I actually start filming next week in Budapest [Bautista spoke to Flickering Myth in early June], but I’m looking forward to it. I have to say that getting the call from him, asking me personally to do this part was a monumental moment in my career. I was floored that he actually called me. When I first met him for Blade Runner 2049, he did not want me to play Sapper Morton. He was not interested in me for that part. I really had to win him over and so, to have him call me and say he had been thinking about me since that film and wanted to personally offer me this role, that to me felt like I had really earned some respect.
You’ve mentioned before that Gears of War is a project you’re really passionate about trying to get going. Has there been any movement on that?
Without elaborating on that, I will say yes. [laughs]
Oh, that’s a tease! Before I let you go, the news has recently broken that John Cena is joining the Fast & Furious world. Dwayne Johnson is obviously there. Roman Reigns is turning up in Hobbs & Shaw. Is there any prospect of the WWE Hollywood Team joining together in one of those films?

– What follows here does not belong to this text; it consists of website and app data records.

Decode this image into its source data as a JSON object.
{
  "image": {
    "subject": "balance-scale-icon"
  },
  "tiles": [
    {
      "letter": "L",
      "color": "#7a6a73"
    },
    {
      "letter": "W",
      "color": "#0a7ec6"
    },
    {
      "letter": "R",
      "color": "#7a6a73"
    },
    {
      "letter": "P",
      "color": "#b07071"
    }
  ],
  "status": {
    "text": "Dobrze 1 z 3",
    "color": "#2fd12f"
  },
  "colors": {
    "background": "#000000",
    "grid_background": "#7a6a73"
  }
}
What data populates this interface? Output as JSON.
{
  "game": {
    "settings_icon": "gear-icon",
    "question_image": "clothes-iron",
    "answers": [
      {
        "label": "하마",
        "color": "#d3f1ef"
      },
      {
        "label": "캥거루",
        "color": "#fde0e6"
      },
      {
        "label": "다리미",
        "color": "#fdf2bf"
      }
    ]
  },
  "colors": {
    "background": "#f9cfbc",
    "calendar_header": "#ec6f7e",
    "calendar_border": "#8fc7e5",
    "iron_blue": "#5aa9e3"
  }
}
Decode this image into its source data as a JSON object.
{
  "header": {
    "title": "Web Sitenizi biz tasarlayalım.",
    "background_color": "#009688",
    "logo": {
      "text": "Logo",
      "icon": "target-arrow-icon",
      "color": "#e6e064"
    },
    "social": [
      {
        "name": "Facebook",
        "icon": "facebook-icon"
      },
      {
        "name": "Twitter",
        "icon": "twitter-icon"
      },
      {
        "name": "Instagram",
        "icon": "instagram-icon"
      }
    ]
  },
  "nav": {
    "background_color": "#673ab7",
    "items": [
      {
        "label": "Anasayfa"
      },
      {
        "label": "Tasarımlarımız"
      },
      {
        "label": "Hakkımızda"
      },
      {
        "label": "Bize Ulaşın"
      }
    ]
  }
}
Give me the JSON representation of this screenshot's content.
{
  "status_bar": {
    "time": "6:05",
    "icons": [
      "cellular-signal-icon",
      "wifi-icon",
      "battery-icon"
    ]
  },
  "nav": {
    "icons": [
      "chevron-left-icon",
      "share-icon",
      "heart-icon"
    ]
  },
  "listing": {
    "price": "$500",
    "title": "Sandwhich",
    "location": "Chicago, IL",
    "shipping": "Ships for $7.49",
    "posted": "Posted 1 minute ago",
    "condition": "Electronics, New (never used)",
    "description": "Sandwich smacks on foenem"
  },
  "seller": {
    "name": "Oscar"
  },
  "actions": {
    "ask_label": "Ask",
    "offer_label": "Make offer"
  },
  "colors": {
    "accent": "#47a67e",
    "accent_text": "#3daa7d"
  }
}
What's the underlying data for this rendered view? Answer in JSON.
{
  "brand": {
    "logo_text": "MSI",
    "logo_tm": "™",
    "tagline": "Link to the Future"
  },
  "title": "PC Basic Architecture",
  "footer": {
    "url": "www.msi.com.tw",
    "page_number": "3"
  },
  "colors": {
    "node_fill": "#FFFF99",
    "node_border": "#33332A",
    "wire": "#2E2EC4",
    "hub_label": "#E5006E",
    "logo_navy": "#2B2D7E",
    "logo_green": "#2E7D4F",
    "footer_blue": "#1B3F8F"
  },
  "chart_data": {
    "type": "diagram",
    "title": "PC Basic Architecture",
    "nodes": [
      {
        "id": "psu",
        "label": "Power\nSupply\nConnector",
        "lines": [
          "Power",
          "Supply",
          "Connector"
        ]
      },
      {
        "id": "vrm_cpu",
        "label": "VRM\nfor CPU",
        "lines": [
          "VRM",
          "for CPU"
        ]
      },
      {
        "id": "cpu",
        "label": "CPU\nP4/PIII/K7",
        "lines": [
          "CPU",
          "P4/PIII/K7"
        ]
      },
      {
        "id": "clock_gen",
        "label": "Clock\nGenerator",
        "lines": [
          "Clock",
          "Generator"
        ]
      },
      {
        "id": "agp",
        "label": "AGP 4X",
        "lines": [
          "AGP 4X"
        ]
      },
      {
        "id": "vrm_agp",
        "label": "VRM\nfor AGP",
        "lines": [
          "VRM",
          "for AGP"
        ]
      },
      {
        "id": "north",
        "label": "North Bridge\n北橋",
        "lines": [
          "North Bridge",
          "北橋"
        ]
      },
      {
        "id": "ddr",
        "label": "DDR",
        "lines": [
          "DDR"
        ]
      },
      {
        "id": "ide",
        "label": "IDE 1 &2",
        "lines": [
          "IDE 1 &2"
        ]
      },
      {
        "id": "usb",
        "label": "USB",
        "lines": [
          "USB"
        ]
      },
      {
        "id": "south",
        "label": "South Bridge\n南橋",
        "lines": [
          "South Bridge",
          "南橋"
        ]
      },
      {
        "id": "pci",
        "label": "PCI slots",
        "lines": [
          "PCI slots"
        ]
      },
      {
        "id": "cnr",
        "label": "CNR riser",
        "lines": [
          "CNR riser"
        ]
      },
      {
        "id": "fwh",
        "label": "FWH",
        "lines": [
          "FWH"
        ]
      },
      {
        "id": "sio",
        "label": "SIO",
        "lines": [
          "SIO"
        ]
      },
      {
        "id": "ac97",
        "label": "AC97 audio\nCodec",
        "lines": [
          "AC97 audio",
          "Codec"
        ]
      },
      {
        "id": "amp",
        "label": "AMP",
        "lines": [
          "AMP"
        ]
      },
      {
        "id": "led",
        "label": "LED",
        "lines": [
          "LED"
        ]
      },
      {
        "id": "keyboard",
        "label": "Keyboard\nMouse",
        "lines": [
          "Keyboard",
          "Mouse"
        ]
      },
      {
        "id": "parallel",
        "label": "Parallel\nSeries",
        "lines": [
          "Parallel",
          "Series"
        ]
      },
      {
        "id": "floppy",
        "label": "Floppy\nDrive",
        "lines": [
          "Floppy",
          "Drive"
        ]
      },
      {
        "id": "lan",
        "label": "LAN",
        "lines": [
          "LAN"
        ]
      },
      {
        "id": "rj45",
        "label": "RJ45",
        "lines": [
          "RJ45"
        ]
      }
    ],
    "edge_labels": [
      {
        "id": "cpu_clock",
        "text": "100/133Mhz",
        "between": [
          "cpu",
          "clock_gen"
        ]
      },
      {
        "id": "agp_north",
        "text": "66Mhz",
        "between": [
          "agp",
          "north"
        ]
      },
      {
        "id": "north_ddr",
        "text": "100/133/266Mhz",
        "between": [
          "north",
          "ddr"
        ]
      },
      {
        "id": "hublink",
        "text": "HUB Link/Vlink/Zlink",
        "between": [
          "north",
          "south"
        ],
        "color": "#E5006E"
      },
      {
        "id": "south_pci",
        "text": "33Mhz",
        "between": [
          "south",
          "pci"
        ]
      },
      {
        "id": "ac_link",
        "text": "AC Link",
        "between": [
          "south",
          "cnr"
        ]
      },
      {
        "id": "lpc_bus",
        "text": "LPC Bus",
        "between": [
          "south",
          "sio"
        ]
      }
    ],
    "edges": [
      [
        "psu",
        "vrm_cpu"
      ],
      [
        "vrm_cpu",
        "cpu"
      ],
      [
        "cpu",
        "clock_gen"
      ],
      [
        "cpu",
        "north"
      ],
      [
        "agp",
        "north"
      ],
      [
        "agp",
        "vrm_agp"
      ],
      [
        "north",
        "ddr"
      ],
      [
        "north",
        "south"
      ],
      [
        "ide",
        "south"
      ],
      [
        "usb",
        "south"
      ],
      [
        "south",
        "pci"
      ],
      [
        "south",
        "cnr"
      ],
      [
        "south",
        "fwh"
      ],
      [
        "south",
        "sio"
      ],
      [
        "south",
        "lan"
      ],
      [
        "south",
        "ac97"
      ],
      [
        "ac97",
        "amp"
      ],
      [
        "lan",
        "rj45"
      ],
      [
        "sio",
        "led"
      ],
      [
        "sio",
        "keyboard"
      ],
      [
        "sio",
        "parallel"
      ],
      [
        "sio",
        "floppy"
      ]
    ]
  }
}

I will answer this as politely as I can and say there’s not a fucking chance. [laughs] It’s never going to happen.
Those films not to your taste then, I take it?
Thank you very much for your time!
Stuber is out in UK cinemas from 12th July.
Tom Beasley is a freelance film journalist and wrestling fan. Follow him on Twitter via @TomJBeasley for movie opinions, wrestling stuff and puns.